As such, GE Healthcare is taking a holistic approach, beginning with its Pharmaceutical Diagnostics (PDx) division. That team works collaboratively with the molecular imaging equipment team to understand the greatest clinical challenges associated with developing new tracers for physicians to use. Moving from that discovery to the diagnostic phase, GE Healthcare evaluates the time, cost and variability that exists within molecular imaging departments. These workflow inefficiency challenges have risen to the top. And finally, in the treatment stage, new applications, such as theranostics are emerging, as well as new collaboration tools that can help to better connect care teams.

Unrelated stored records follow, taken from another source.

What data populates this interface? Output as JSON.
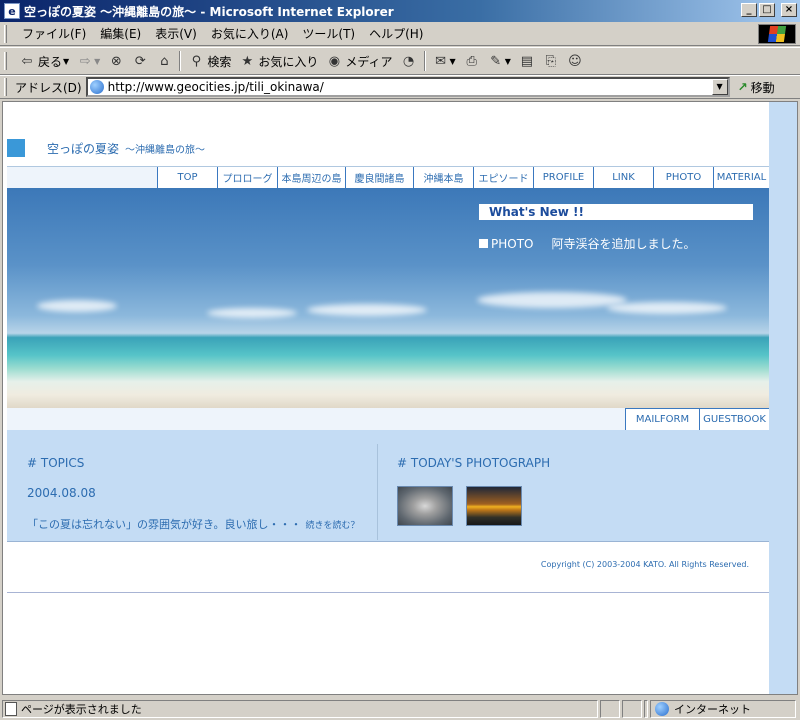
{
  "window": {
    "title": "空っぽの夏姿 〜沖縄離島の旅〜 - Microsoft Internet Explorer",
    "buttons": {
      "minimize": "_",
      "maximize": "□",
      "close": "×"
    }
  },
  "menu": [
    "ファイル(F)",
    "編集(E)",
    "表示(V)",
    "お気に入り(A)",
    "ツール(T)",
    "ヘルプ(H)"
  ],
  "toolbar": {
    "back": "戻る",
    "search": "検索",
    "favorites": "お気に入り",
    "media": "メディア"
  },
  "address": {
    "label": "アドレス(D)",
    "url": "http://www.geocities.jp/tili_okinawa/",
    "go": "移動"
  },
  "site": {
    "title": "空っぽの夏姿",
    "subtitle": "〜沖縄離島の旅〜",
    "nav": [
      "TOP",
      "プロローグ",
      "本島周辺の島",
      "慶良間諸島",
      "沖縄本島",
      "エピソード",
      "PROFILE",
      "LINK",
      "PHOTO",
      "MATERIAL"
    ],
    "whats_new": {
      "heading": "What's New !!",
      "category": "PHOTO",
      "text": "阿寺渓谷を追加しました。"
    },
    "subnav": [
      "MAILFORM",
      "GUESTBOOK"
    ],
    "topics": {
      "heading": "#  TOPICS",
      "date": "2004.08.08",
      "text": "「この夏は忘れない」の雰囲気が好き。良い旅し・・・",
      "more": "続きを読む？"
    },
    "todays_photo": {
      "heading": "#  TODAY'S PHOTOGRAPH"
    },
    "copyright": "Copyright (C) 2003-2004 KATO. All Rights Reserved."
  },
  "status": {
    "text": "ページが表示されました",
    "zone": "インターネット"
  }
}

“The foundation of our vision at GE Healthcare,” McCoy noted, “really starts with our customers. We’ve spent a lot of time talking with molecular imaging departments to better understand and broaden our perspective on where some of those kinds of critical challenges and opportunities lie and I believe our approach will help to ensure a great next decade of enhanced patient care with molecular imaging.”
An MI success story: Precision diagnostics for prostate cancer
Prostate cancer is the fourth most common form of cancer worldwide[ii]. It is estimated that there will be more than 248,000 new cases of prostate cancer and an estimated 34,130 deaths from this disease in the US in 2021, according to the American Cancer Society[iii]. Molecular imaging is impacting prostate cancer care through many recent developments like new research and approvals for prostate specific imaging tracers and targeted therapies. While computed tomography (CT) scans, magnetic resonance imaging (MRI) scans and traditional nuclear medicine (NM) bone scintigraphy are conventional methods commonly used to image patients with prostate cancer, these approaches can be limited in detecting lesions.
Most of the approved biomarkers for prostate cancer imaging are only approved for use in patients with suspected cancer recurrence. One new biomarker, however, gallium-68 PSMA-11 is approved in the U.S. for patients with suspected prostate cancer metastasis or for patients with suspected prostate cancer recurrence based on elevated serum prostate-specific antigen levels[iv].
“Prostate cancer is a great example of a clinical care pathway that’s been impacted by the advances in molecular imaging,” said McCoy. “It’s a particular area that has a number of developments in process right now. And I believe there will continue to be additional product innovations along the prostate care pathway as well as new tracers that are emerging. We see a future in our cyclotron business where we can produce gallium-68 at one tenth of the cost of today’s generator solutions and there are a number of digital solutions, both on the PET/CT and the SPECT/CT side from a hardware as well as a software perspective, that are going to be great breakthrough technologies and have an impact on the prostate cancer pathway.”
View the ‘The New Future of Molecular Imaging’ fireside conversation with Jamie McCoy, and Chris Heble, Chief Marketing Officer for Molecular Imaging, GE Healthcare. (Access ‘fireside chats’ under the ‘What’s new’ section, once you visit the GE Healthcare Experience)
For more on the latest GE Healthcare MI Solutions, visit Molecular Imaging | GE Healthcare.
[i] Dzik-Jurasz AS. Molecular imaging in oncology. Cancer Imaging. 2004;4(2):162-173. Published 2004 Oct 21. doi:10.1102/1470-7330.2004.0060